At the reception after his reading he was besieged by people. Very fatigued, with a face the colour of aluminium. He looked at the crush of students, then looked at me, the Auditor of the English Lit, and seemed very frightened. He expected me to do something, to control somehow the adoration of this Irish crowd. I went over, sat beside him, actually held his hand, and talked to him for a while.
Then Montague announced that I’ll be the first gardener-poet of Ireland. Graves looked up at him, wondering what this statement had to do with anything in the great poet’s life. For all his personal anarchy and independence Montague has a very academic, categorizing mind: he sees himself as the Exile-Poet, Heaney as the Farmer-Poet; and now he wants me, his student, to become the Gardener-Poet. He is happiest once a category has been settled upon. I find such categorizing really tiresome, even annoying. Maybe I’ll end up living in brilliant penury, like Michael Hartnett in Inchicore, and become a dark Urban-Poet.
One thing is certain, Robert Graves has never ceased to be the Servant-Poet of the White Goddess: the firmness of his poetic convictions is thrilling. He is exactly as he should be, exactly as his books The Common Asphodel and The White Goddess announce him: ‘The nucleus of every poem worthy of the name is rhythmically formed in the poet’s mind, during a trance-like suspension of his normal habits of thought, by the supra-logical reconciliation of conflicting emotional ideas.’
When Graves tells us that he’s been to heaven several times what he really means is that he has lived frequently in a territory where great poems are formed.
At one point in the evening, at dinner, Graves turned to me and said, ‘You know, Thomas, I have been to heaven.’ I thought he had taken too much drink, until he showed me his box (silver with what looked like an emerald set into the lid), a little box of hallucinogenic mushrooms that had been a gift from Carlos Castaneda. Graves’ wife slapped him on the wrist and said, ‘You mustn’t ruin that young boy with your dirty mushrooms!’ He returned his magic mushrooms to his pocket very sheepishly. What an old devil he is, what a pure, irresponsible lyricist of the mid-century! Still, his sanity is recovered every 10 years with every new version of his Collected Poems.
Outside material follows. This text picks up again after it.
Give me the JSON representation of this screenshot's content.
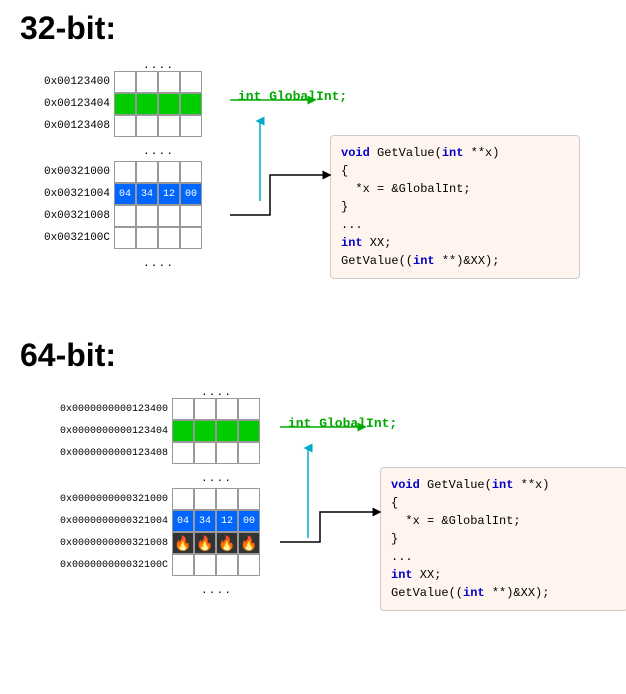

Later, at the seminar in the English Department, the immortal Graves was asked if he had any advice for budding poets. He answered, ‘Poets! If you are budding come into bloom!’